(Data to examine)
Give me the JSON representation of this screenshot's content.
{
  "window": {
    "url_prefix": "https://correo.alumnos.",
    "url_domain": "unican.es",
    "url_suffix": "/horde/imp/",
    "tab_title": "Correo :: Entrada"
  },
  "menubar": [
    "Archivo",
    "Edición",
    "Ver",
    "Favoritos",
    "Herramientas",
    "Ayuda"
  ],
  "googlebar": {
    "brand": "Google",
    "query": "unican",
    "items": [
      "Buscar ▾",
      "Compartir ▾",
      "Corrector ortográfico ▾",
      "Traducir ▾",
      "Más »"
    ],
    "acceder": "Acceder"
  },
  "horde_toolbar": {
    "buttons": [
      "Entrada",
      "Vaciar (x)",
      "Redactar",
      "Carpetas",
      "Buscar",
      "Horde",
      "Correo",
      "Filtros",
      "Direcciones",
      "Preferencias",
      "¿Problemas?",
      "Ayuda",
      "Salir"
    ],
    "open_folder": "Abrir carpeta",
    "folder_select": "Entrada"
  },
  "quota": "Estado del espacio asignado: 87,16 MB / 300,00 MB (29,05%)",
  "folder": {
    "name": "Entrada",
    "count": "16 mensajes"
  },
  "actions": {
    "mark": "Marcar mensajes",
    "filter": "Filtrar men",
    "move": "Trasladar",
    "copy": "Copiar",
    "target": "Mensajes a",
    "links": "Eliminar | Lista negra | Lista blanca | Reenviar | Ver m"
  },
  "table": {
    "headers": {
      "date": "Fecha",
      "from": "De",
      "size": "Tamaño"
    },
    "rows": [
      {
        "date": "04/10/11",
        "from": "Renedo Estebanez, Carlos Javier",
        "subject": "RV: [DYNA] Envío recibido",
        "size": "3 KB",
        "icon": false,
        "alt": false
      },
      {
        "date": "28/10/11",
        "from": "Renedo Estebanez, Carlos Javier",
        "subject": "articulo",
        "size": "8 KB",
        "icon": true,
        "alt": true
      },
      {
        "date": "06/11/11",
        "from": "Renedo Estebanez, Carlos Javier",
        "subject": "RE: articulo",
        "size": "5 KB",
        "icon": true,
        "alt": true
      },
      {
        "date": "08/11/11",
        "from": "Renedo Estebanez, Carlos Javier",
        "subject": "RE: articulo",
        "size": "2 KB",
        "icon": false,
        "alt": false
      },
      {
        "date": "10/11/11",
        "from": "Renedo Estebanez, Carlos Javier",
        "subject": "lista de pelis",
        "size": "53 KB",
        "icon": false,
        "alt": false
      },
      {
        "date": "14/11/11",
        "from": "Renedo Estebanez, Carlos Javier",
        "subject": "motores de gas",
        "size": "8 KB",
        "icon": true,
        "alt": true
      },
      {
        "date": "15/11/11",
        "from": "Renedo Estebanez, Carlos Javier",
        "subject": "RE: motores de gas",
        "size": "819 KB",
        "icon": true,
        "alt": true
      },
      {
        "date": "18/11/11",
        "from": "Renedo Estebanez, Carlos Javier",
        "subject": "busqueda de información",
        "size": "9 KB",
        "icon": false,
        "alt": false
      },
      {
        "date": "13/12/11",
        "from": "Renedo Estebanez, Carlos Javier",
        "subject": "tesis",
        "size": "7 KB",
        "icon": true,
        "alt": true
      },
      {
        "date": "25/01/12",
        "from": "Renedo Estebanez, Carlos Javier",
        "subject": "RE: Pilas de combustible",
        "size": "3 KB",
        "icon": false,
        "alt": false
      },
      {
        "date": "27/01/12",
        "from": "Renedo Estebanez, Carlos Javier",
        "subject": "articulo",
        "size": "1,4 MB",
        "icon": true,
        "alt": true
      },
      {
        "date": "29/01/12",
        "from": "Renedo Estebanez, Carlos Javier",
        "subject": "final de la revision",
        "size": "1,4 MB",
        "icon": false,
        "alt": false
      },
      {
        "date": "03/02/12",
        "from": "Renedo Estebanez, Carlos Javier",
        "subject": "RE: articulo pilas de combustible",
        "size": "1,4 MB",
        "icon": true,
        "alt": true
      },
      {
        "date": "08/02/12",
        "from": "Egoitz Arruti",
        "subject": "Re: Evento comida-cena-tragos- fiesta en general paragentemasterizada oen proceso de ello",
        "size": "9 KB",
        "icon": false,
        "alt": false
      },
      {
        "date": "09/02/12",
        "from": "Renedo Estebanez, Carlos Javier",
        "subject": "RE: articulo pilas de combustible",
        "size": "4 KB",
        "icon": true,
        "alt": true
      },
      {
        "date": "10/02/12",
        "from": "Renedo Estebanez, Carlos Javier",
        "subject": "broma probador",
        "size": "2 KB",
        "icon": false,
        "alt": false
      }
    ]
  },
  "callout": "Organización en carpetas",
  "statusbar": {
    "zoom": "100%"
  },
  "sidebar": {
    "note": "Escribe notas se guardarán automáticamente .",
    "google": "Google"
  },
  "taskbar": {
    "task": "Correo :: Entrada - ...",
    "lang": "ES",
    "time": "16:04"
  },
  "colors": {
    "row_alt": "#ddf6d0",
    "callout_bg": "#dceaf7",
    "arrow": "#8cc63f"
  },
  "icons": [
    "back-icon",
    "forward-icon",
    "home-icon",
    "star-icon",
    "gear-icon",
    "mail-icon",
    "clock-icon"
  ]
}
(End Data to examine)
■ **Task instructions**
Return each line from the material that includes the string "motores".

■ **Solution**
        "subject": "motores de gas",
        "subject": "RE: motores de gas",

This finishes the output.